Sen. Ron Johnson (R-Wis.) is against gay marriage, he said Monday, but if voters support it, he's "not going to oppose it."
Johnson was on CNBC's "Squawk Box" when co-anchor Andrew Ross Sorkin asked about his stance on gay marriage.
"I'm a pretty traditional guy, you know, I'm almost 60 years old," the first-term senator said. "I think marriage is between a man and a woman. But, again, if the voters decide they want gay marriage, I'm not going to oppose it."
During the segment, Johnson emphasized the importance of fiscal issues over social issues for national elections.
"I think we first have to recognize that these social issues are primarily going to be decided in the states through [the] democratic process, and that's the way it should happen," he said. "I'll certainly go with the judgment of the American people in terms of where they want to fall on, whether it's abortion issues or whether it's gay marriage or whatever. Let the voters decide that."

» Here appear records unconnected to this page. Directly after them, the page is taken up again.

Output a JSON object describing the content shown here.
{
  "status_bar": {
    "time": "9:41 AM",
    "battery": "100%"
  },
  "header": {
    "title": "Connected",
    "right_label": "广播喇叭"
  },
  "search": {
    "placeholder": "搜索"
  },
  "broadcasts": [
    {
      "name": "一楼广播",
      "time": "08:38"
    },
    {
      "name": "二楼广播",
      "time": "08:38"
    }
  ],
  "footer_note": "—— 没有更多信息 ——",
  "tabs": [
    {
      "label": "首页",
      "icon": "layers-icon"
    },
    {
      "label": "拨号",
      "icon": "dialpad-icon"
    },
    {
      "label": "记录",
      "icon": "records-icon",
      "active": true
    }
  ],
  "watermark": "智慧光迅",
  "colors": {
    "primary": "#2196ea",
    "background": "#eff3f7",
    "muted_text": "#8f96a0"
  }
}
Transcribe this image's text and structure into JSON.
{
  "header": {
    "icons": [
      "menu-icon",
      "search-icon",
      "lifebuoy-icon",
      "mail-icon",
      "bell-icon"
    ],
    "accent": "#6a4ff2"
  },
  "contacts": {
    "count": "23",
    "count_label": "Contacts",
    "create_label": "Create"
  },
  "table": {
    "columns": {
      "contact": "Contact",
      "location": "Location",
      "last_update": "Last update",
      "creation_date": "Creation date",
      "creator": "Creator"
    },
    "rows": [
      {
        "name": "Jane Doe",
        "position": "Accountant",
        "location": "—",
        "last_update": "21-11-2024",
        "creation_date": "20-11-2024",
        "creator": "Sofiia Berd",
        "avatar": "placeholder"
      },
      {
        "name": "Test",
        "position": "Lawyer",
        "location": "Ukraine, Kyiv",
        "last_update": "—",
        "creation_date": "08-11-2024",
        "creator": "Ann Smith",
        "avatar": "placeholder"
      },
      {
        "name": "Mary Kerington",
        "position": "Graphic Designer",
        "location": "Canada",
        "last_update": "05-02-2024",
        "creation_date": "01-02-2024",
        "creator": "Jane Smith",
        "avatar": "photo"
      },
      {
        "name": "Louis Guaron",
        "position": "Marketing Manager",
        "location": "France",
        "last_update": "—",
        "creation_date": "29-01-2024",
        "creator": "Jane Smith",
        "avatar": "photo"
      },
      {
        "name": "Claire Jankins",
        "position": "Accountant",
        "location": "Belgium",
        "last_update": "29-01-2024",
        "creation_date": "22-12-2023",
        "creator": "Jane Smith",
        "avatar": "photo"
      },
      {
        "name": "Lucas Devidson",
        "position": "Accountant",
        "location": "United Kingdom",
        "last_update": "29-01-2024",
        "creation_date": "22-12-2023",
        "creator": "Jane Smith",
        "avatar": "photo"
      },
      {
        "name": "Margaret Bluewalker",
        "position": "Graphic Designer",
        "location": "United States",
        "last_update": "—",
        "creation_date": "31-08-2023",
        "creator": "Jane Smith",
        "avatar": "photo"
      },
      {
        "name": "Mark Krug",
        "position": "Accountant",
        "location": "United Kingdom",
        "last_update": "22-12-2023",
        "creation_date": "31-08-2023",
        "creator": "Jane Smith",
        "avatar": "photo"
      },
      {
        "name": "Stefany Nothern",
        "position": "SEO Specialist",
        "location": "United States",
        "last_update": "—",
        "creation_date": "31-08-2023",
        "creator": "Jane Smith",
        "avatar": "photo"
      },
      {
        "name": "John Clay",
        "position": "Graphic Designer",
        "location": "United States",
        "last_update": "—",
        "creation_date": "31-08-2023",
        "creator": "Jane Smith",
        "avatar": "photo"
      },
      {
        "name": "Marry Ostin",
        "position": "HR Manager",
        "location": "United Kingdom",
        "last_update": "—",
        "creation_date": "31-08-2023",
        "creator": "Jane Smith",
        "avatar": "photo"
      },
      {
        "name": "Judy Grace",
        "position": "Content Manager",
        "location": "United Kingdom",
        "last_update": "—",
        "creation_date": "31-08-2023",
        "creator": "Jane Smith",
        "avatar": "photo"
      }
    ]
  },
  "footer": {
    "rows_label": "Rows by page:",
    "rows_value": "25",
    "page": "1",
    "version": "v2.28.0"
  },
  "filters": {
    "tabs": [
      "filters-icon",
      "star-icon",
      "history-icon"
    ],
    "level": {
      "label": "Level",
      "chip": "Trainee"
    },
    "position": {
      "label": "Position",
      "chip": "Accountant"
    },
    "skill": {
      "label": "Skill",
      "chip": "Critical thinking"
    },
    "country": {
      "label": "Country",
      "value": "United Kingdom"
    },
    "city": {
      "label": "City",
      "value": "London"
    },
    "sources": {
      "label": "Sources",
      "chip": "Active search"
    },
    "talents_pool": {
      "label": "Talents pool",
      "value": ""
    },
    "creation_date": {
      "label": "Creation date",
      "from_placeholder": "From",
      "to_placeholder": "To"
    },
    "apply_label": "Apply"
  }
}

In response to a question on his immigration stance, Johnson said, "It's really the fiscal issues -- the economic issues -- that overweigh all the other ones."
When pressed on immigration, however, Johnson said the country needs a functioning legal immigration system that reduces the incentives for illegal immigration. He noted that he was concerned about the U.S.-Mexico border, referring to the influx of minors crossing into the U.S. there.
Johnson's comments on gay marriage are in line with what he has said previously -- that gay marriage is an issue to be decided by a state's voters.
Johnson represents a state that elected the first openly gay senator, Tammy Baldwin, in 2012. The state's gay marriage ban was struck down earlier this month. However, the U.S. District Court judge who did so ordered a halt on same-sex marriages in the state while GOP Attorney General J.B. Van Hollen's appeal of the ruling is pending.